Steven Milloy, the self-proclaimed critic of junk science at Fox News, rarely misses an opportunity to bash environmentalists. Following the terrorist attacks of September 11, he falsely claimed that the collapse of the World Trade Towers could have been delayed if only the builders had used more asbestos. He also has a habit of distorting other people's words when it serves his agenda. (A recent example of this was featured on RealClimate.org, a weblog for climate scientists.)
Milloy's response to the Asian tsunami is similar. In a column for Fox News, Milloy accuses environmentalists of exploiting the disaster by trying to blame it on global warming. In order to make this seem plausible, however, he has to misquote the environmentalists he is attacking.
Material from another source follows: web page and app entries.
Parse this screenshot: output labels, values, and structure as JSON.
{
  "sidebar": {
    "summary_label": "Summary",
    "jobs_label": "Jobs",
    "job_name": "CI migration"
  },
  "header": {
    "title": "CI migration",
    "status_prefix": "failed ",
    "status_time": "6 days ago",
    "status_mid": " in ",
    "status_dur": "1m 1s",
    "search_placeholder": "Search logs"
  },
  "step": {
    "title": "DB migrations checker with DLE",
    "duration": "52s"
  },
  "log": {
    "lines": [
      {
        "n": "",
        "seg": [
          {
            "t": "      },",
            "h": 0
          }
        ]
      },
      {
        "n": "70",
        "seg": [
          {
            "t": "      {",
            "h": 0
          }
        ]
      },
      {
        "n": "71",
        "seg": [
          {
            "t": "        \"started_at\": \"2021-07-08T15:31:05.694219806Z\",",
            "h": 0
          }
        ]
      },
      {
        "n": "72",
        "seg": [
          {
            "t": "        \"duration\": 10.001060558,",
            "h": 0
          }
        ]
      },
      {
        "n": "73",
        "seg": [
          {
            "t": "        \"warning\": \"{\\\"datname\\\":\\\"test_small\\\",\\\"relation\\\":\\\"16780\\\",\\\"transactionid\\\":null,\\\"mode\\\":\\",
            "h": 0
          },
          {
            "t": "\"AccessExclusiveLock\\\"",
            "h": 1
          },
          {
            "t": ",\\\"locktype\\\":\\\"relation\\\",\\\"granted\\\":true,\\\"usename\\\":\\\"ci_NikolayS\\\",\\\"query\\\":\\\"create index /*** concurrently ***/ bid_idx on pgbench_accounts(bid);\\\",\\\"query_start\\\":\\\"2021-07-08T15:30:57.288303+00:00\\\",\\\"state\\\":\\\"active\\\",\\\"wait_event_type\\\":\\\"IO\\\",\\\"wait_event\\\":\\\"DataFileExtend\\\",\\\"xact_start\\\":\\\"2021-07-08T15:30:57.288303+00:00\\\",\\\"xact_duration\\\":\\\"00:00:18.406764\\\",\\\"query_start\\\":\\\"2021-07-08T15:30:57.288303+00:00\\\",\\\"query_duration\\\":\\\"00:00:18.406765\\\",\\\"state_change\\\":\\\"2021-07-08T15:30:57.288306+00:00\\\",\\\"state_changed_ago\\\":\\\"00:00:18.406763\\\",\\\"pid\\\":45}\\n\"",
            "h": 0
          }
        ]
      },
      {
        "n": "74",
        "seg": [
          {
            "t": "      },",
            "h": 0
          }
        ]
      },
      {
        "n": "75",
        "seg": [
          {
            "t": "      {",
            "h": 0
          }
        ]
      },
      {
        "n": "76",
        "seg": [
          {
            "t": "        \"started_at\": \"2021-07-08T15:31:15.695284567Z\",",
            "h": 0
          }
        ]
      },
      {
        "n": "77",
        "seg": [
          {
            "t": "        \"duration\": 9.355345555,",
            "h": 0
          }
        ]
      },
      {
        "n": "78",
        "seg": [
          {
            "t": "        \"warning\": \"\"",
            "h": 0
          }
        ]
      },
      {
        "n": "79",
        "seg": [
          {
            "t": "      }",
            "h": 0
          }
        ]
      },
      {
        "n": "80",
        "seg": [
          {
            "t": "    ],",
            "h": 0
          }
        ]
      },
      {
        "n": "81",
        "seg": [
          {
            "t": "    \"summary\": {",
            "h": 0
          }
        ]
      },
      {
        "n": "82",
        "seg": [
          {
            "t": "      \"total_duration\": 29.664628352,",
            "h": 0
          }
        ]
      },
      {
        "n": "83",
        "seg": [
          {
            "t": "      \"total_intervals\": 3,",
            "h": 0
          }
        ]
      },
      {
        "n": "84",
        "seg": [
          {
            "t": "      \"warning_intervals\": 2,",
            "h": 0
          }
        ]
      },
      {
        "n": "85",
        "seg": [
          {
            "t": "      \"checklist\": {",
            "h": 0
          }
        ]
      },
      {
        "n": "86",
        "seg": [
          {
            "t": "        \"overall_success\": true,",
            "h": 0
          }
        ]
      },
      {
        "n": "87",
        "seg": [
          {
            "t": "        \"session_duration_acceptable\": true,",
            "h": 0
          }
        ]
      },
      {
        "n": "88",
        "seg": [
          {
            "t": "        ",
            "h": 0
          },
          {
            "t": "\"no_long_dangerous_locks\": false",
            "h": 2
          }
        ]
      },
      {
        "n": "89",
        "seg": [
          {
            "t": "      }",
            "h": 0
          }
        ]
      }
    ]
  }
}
"Two days after the tragedy," Milloy writes, "the executive director of Greenpeace UK told the British newspaper the Independent, 'No one can ignore the relentless increase in extreme weather events and so-called natural disasters, which in reality are no more natural than a plastic Christmas tree.'" He quotes a similar statement from Tony Juniper, the director of Friends of the Earth. Milloy uses these statements as evidence that "Environmental activists are shamelessly trying to exploit last week's earthquake-tsunami catastrophe in hopes of advancing their global warming and anti-development agendas."
As Jim Norton points out, however, checking the Independent article (which Milloy does not link to) "shows that it was actually dated the day after the disaster. Which means that it was almost certainly written on the day of the disaster, if not earlier, and comments about the tsunami added at the last minute. With the disaster occurring on a Sunday that was also the day after Christmas, it is unlikely that anyone would be in their offices answering their phones. The quotes were almost certainly given before the disaster occurred. Indeed, neither of the environmentalists mention the tsunami, and it is clear from the context that they are talking about weather related events."
Indeed, the bulk of the article is about weather-related disasters that happened prior to the tsunami. It states, "Losses caused by natural disasters, most of them climate-related and headed by hurricanes in America and typhoons in Japan, leapt for the first time to more than $100bn (£52bn), according to preliminary estimates from the Zurich-based reinsurance giant Swiss Re."
Milloy also misinterprets a Reuters story by environmental correspondent Alister Doyle. It states that "global warming, poorly planned coastal development and other threats over which humans have some control are weakening natural defenses ranging from mangrove swamps to coral reefs that help keep the oceans at bay." Milloy interprets this to mean that "Environmentalists are looking to blame economic development for the devastation wreaked by the tsunamis in hopes of slowing down progress in the third world."
The quotations from Greenpeace, Tony Juniper and Reuters are similarly distorted by the Cato Institute, a libertarian think tank that also employs Milloy and that opposes action to address global warming, as well as by the Cybercast News Service (which used to call itself the "Conservative News Service" before changing its name, in an evident effort to disguise its political agenda).